──────── Provided records ────────

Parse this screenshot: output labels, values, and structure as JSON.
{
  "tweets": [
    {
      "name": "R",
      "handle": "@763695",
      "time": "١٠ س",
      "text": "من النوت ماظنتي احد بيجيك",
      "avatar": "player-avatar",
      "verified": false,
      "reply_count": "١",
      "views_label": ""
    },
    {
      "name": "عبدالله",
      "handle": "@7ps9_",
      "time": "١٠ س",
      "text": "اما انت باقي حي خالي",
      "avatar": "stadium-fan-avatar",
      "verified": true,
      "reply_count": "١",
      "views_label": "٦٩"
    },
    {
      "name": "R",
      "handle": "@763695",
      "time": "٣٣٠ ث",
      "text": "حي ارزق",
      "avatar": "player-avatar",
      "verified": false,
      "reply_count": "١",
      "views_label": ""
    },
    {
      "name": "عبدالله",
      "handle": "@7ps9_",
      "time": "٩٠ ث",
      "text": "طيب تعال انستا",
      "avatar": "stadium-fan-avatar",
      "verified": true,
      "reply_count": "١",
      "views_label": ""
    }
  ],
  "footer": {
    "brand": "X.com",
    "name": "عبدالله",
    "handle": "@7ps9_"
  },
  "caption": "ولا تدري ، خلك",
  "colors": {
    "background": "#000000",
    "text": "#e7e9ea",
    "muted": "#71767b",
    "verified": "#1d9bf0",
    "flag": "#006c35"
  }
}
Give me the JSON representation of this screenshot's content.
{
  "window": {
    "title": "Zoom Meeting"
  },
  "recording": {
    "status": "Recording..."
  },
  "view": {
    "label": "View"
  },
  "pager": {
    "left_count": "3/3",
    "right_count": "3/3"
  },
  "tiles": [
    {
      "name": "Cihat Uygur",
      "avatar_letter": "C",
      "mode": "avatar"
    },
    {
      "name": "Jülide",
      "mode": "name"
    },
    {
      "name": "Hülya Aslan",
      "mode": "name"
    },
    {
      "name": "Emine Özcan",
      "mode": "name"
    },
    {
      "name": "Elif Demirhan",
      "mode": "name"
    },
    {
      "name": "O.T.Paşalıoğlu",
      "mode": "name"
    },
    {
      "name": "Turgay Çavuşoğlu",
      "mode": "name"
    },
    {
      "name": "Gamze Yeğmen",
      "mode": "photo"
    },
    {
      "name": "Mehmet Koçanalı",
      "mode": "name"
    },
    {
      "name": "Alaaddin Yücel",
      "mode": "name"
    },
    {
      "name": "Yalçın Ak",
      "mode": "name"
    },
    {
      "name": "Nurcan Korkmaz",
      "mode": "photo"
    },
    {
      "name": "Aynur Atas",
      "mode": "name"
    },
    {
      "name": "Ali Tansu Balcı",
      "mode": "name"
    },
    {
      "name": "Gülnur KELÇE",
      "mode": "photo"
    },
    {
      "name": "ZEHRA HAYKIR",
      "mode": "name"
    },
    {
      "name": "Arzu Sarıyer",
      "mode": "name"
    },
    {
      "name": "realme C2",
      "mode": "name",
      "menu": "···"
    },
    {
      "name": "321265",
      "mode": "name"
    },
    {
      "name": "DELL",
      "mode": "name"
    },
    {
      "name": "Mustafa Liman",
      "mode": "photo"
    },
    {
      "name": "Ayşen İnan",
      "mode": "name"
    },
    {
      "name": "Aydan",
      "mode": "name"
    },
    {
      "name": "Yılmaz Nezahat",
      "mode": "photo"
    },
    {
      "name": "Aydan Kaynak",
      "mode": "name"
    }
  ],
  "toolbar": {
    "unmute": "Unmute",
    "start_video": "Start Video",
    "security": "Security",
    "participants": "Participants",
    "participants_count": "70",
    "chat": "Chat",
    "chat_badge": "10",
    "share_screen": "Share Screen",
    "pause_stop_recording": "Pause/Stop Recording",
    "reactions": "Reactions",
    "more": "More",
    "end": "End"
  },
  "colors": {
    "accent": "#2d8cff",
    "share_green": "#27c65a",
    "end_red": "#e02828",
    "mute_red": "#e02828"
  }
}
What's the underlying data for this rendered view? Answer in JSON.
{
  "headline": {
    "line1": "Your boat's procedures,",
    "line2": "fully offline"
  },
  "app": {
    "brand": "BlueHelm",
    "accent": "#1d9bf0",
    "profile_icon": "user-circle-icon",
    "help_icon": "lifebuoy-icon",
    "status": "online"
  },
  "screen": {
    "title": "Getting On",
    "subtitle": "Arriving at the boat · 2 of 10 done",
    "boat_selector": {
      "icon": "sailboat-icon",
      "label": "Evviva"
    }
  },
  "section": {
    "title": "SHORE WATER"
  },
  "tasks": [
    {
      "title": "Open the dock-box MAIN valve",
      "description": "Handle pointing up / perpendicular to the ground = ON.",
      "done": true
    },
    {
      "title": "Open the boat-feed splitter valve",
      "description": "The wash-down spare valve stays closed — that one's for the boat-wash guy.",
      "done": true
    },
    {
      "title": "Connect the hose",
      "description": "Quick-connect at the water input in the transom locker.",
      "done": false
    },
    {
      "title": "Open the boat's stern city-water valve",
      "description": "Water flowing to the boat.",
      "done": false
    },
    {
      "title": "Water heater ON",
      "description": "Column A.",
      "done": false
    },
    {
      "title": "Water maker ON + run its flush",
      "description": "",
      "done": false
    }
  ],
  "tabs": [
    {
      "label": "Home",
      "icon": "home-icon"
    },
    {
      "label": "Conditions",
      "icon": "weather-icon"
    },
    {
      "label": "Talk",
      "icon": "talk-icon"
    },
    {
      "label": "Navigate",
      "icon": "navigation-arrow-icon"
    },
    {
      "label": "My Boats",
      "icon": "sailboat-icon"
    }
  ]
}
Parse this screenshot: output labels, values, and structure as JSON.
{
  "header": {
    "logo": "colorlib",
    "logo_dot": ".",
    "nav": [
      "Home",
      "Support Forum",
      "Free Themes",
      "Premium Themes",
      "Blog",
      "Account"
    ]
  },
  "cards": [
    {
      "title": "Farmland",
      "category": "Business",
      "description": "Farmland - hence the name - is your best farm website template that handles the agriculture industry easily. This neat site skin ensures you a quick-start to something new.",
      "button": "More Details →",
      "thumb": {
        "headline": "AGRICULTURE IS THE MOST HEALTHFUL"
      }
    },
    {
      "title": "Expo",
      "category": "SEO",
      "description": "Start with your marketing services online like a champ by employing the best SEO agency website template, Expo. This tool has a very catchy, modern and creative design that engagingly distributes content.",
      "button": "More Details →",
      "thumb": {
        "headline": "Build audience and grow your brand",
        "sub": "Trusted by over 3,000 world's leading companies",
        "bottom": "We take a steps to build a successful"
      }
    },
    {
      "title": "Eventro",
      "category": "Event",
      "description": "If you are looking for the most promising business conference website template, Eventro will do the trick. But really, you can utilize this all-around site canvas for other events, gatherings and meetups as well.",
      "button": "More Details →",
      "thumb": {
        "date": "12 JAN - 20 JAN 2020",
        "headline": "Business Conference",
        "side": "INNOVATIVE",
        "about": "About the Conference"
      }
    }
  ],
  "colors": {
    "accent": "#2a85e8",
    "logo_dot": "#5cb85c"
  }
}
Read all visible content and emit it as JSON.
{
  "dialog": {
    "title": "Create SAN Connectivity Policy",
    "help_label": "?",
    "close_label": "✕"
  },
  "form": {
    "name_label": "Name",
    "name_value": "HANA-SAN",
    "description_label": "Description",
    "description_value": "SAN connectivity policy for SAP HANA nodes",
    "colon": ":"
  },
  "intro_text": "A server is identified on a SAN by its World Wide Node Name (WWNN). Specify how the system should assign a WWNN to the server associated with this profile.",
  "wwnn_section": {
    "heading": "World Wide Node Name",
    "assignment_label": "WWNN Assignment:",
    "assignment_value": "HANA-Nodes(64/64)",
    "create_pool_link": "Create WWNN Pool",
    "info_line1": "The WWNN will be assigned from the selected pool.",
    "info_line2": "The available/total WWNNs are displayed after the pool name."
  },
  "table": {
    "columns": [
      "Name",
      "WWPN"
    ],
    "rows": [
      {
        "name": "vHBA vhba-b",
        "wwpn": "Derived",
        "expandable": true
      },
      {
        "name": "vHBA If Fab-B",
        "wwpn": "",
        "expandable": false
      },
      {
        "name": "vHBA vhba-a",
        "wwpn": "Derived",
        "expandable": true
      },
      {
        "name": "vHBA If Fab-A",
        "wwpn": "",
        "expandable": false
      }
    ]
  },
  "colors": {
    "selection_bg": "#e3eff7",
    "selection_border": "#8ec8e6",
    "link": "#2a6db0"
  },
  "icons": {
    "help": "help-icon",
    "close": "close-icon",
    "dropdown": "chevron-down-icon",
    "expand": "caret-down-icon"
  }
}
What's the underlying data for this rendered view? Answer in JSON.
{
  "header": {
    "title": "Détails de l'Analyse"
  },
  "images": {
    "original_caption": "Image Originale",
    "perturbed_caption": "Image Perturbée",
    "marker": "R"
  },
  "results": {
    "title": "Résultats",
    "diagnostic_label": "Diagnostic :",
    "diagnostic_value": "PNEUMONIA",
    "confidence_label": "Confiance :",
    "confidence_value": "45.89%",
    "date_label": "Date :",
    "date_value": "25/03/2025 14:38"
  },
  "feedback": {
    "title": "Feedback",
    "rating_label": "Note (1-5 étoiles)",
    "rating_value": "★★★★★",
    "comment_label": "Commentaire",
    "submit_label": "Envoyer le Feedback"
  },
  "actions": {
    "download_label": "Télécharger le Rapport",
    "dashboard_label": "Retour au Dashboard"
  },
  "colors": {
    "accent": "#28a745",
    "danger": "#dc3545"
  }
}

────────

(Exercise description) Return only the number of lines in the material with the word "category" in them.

(Written answer) 3